What you should do - If a line in the records below holds the string "Найти", count it; give only the total.

===== Data supplied =====

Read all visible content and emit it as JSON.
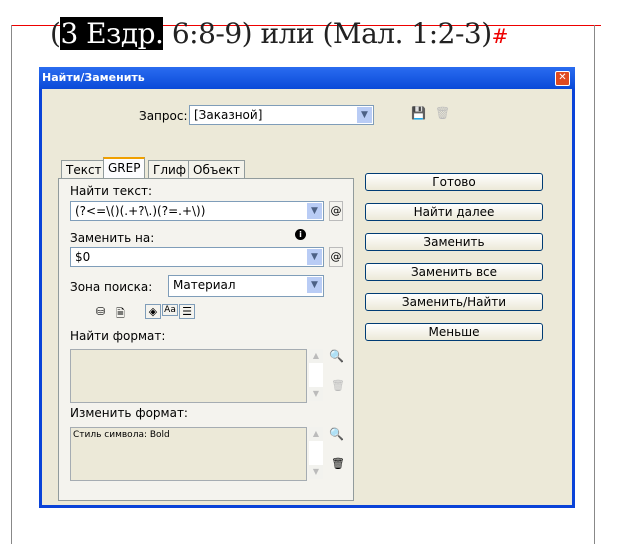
{
  "document": {
    "selected_text": "3 Ездр.",
    "rest_text": " 6:8-9) или (Мал. 1:2-3)",
    "open_paren": "(",
    "end_marker": "#"
  },
  "dialog": {
    "title": "Найти/Заменить",
    "query_label": "Запрос:",
    "query_value": "[Заказной]",
    "tabs": [
      "Текст",
      "GREP",
      "Глиф",
      "Объект"
    ],
    "active_tab": "GREP",
    "find_label": "Найти текст:",
    "find_value": "(?<=\\()(.+?\\.)(?=.+\\))",
    "replace_label": "Заменить на:",
    "replace_value": "$0",
    "scope_label": "Зона поиска:",
    "scope_value": "Материал",
    "find_format_label": "Найти формат:",
    "find_format_value": "",
    "change_format_label": "Изменить формат:",
    "change_format_value": "Стиль символа: Bold",
    "buttons": [
      "Готово",
      "Найти далее",
      "Заменить",
      "Заменить все",
      "Заменить/Найти",
      "Меньше"
    ]
  }
}
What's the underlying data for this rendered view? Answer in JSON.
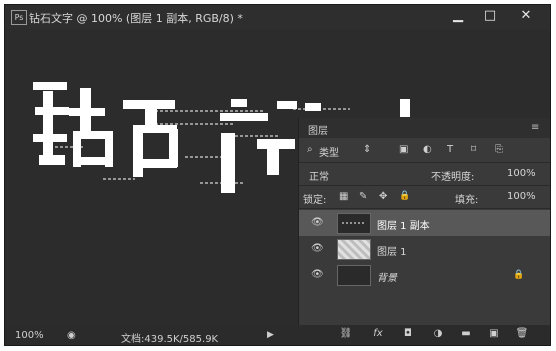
{
  "window": {
    "app_badge": "Ps",
    "document_title": "钻石文字 @ 100% (图层 1 副本, RGB/8) *",
    "min_label": "▁",
    "max_label": "□",
    "close_label": "✕"
  },
  "canvas": {
    "artwork_text": "钻石文字",
    "text_color": "#ffffff",
    "background_color": "#2c2c2c"
  },
  "layers_panel": {
    "title": "图层",
    "menu_icon": "≡",
    "filter": {
      "search_icon": "⌕",
      "kind_label": "类型",
      "arrows": "⇕"
    },
    "filter_icons": [
      "image-filter-icon",
      "adjustment-filter-icon",
      "text-filter-icon",
      "shape-filter-icon",
      "smart-object-filter-icon"
    ],
    "filter_glyphs": [
      "▣",
      "◐",
      "T",
      "⌑",
      "⎘"
    ],
    "blend_mode": "正常",
    "opacity_label": "不透明度:",
    "opacity_value": "100%",
    "lock_label": "锁定:",
    "lock_glyphs": [
      "▦",
      "✎",
      "✥",
      "🔒"
    ],
    "fill_label": "填充:",
    "fill_value": "100%",
    "layers": [
      {
        "name": "图层 1 副本",
        "visible": true,
        "selected": true
      },
      {
        "name": "图层 1",
        "visible": true,
        "selected": false
      },
      {
        "name": "背景",
        "visible": true,
        "selected": false,
        "locked": true
      }
    ],
    "footer_glyphs": [
      "⛓",
      "fx",
      "◘",
      "◑",
      "▬",
      "▣",
      "🗑"
    ]
  },
  "status": {
    "zoom": "100%",
    "doc_info": "文档:439.5K/585.9K",
    "arrow": "▶"
  }
}
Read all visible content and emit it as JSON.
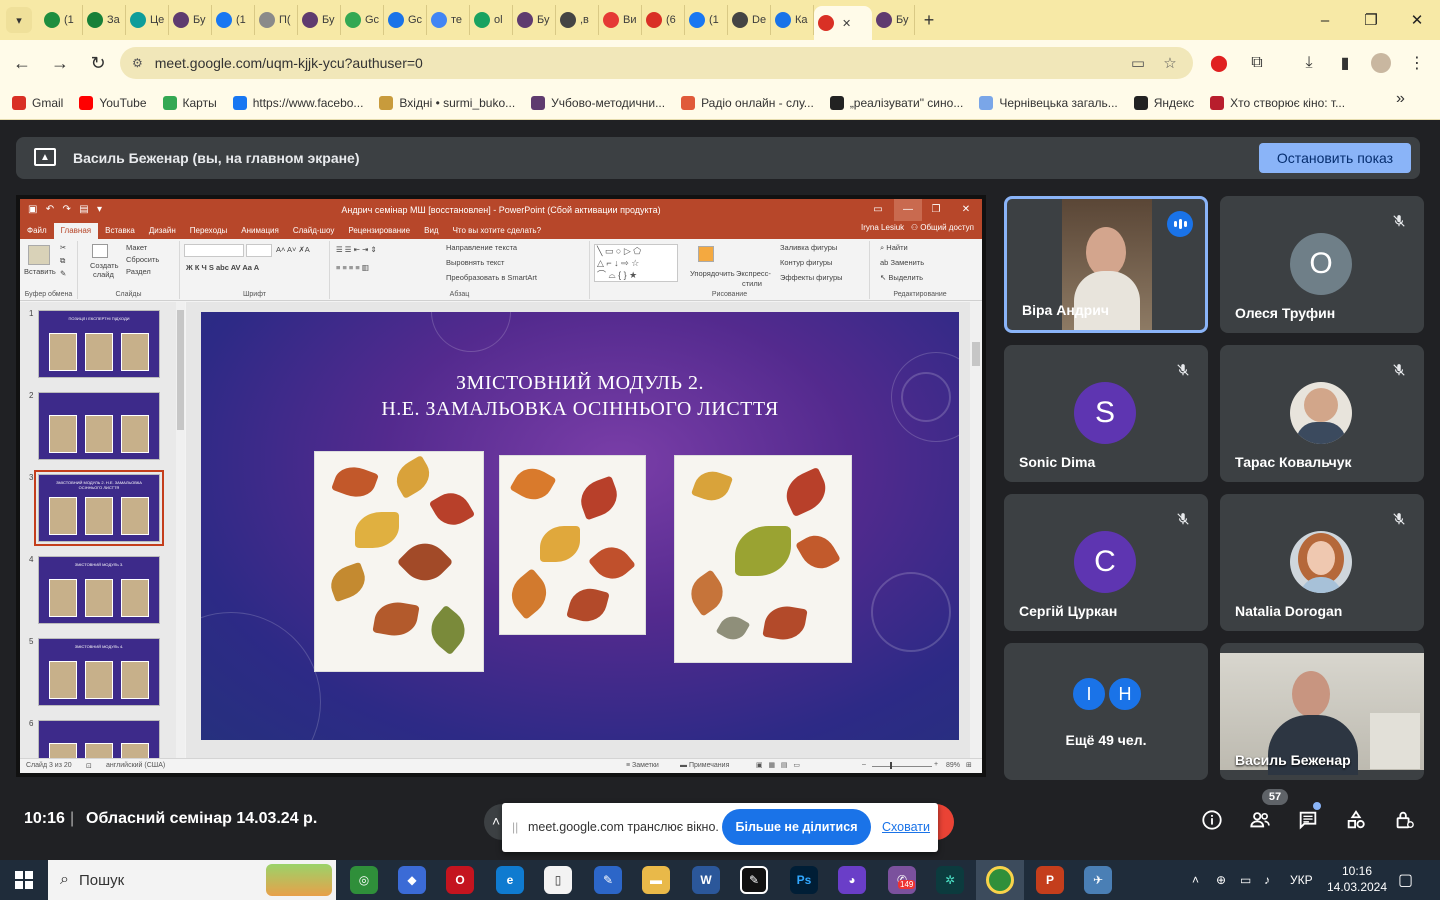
{
  "browser": {
    "tabs": [
      {
        "label": "(1",
        "icon": "spreadsheet-icon",
        "color": "#1e8e3e"
      },
      {
        "label": "За",
        "icon": "plus-square-icon",
        "color": "#188038"
      },
      {
        "label": "Це",
        "icon": "k-icon",
        "color": "#0f9d9a"
      },
      {
        "label": "Бу",
        "icon": "gear-icon",
        "color": "#5f3b6f"
      },
      {
        "label": "(1",
        "icon": "facebook-icon",
        "color": "#1877f2"
      },
      {
        "label": "П(",
        "icon": "spiral-icon",
        "color": "#8a8a8a"
      },
      {
        "label": "Бу",
        "icon": "gear-icon",
        "color": "#5f3b6f"
      },
      {
        "label": "Gc",
        "icon": "chart-icon",
        "color": "#34a853"
      },
      {
        "label": "Gc",
        "icon": "calendar-icon",
        "color": "#1a73e8"
      },
      {
        "label": "те",
        "icon": "google-icon",
        "color": "#4285f4"
      },
      {
        "label": "ol",
        "icon": "chat-icon",
        "color": "#1aa260"
      },
      {
        "label": "Бу",
        "icon": "gear-icon",
        "color": "#5f3b6f"
      },
      {
        "label": ",в",
        "icon": "globe-icon",
        "color": "#444444"
      },
      {
        "label": "Ви",
        "icon": "squares-icon",
        "color": "#e53935"
      },
      {
        "label": "(6",
        "icon": "gmail-icon",
        "color": "#d93025"
      },
      {
        "label": "(1",
        "icon": "facebook-icon",
        "color": "#1877f2"
      },
      {
        "label": "De",
        "icon": "globe-icon",
        "color": "#444444"
      },
      {
        "label": "Ка",
        "icon": "calendar-14-icon",
        "color": "#1a73e8"
      },
      {
        "label": "",
        "icon": "record-icon",
        "color": "#d93025",
        "active": true
      },
      {
        "label": "Бу",
        "icon": "gear-icon",
        "color": "#5f3b6f"
      }
    ],
    "url": "meet.google.com/uqm-kjjk-ycu?authuser=0",
    "bookmarks": [
      {
        "label": "Gmail",
        "color": "#d93025"
      },
      {
        "label": "YouTube",
        "color": "#ff0000"
      },
      {
        "label": "Карты",
        "color": "#34a853"
      },
      {
        "label": "https://www.facebo...",
        "color": "#1877f2"
      },
      {
        "label": "Вхідні • surmi_buko...",
        "color": "#c89b3c"
      },
      {
        "label": "Учбово-методични...",
        "color": "#5f3b6f"
      },
      {
        "label": "Радіо онлайн - слу...",
        "color": "#e05a3a"
      },
      {
        "label": "„реалізувати\" сино...",
        "color": "#222222"
      },
      {
        "label": "Чернівецька загаль...",
        "color": "#7aa6e8"
      },
      {
        "label": "Яндекс",
        "color": "#222222"
      },
      {
        "label": "Хто створює кіно: т...",
        "color": "#b81e2d"
      }
    ],
    "more_bookmarks": "»"
  },
  "meet": {
    "banner_text": "Василь Беженар (вы, на главном экране)",
    "stop_show_label": "Остановить показ",
    "clock": "10:16",
    "separator": "|",
    "meeting_title": "Обласний семінар 14.03.24 р.",
    "participants_count": "57",
    "share_bar": {
      "message": "meet.google.com транслює вікно.",
      "stop_label": "Більше не ділитися",
      "hide_label": "Сховати"
    },
    "participants": [
      {
        "name": "Віра Андрич",
        "speaking": true
      },
      {
        "name": "Олеся Труфин",
        "initial": "O",
        "color": "#6f7f88"
      },
      {
        "name": "Sonic Dima",
        "initial": "S",
        "color": "#5e35b1"
      },
      {
        "name": "Тарас Ковальчук"
      },
      {
        "name": "Сергій Цуркан",
        "initial": "C",
        "color": "#5e35b1"
      },
      {
        "name": "Natalia Dorogan"
      },
      {
        "name": "Ещё 49 чел.",
        "initials": [
          "I",
          "H"
        ],
        "color": "#1a73e8"
      },
      {
        "name": "Василь Беженар"
      }
    ]
  },
  "powerpoint": {
    "title": "Андрич семінар МШ [восстановлен] - PowerPoint (Сбой активации продукта)",
    "account": "Iryna Lesiuk",
    "share_label": "Общий доступ",
    "tabs": [
      "Файл",
      "Главная",
      "Вставка",
      "Дизайн",
      "Переходы",
      "Анимация",
      "Слайд-шоу",
      "Рецензирование",
      "Вид",
      "Что вы хотите сделать?"
    ],
    "ribbon": {
      "paste": "Вставить",
      "clipboard": "Буфер обмена",
      "create": "Создать",
      "slide": "слайд",
      "layout": "Макет",
      "reset": "Сбросить",
      "section": "Раздел",
      "slides_group": "Слайды",
      "font_group": "Шрифт",
      "paragraph_group": "Абзац",
      "text_direction": "Направление текста",
      "align_text": "Выровнять текст",
      "smartart": "Преобразовать в SmartArt",
      "arrange": "Упорядочить",
      "express": "Экспресс-",
      "styles": "стили",
      "fill": "Заливка фигуры",
      "outline": "Контур фигуры",
      "effects": "Эффекты фигуры",
      "drawing_group": "Рисование",
      "find": "Найти",
      "replace": "Заменить",
      "select": "Выделить",
      "editing_group": "Редактирование"
    },
    "slide": {
      "title_line1": "ЗМІСТОВНИЙ МОДУЛЬ 2.",
      "title_line2": "Н.Е. ЗАМАЛЬОВКА ОСІННЬОГО ЛИСТТЯ"
    },
    "thumbnails": [
      {
        "num": "1",
        "text": "ПОЗИЦІЇ І ЕКСПЕРТНІ ПІДХОДИ"
      },
      {
        "num": "2",
        "text": ""
      },
      {
        "num": "3",
        "text": "ЗМІСТОВНИЙ МОДУЛЬ 2. Н.Е. ЗАМАЛЬОВКА ОСІННЬОГО ЛИСТТЯ",
        "selected": true
      },
      {
        "num": "4",
        "text": "ЗМІСТОВНИЙ МОДУЛЬ 3."
      },
      {
        "num": "5",
        "text": "ЗМІСТОВНИЙ МОДУЛЬ 4."
      },
      {
        "num": "6",
        "text": ""
      }
    ],
    "status": {
      "slide_of": "Слайд 3 из 20",
      "language": "английский (США)",
      "notes": "Заметки",
      "comments": "Примечания",
      "zoom": "89%"
    }
  },
  "taskbar": {
    "search_label": "Пошук",
    "lang": "УКР",
    "time": "10:16",
    "date": "14.03.2024",
    "viber_badge": "149"
  }
}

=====

Reply - 6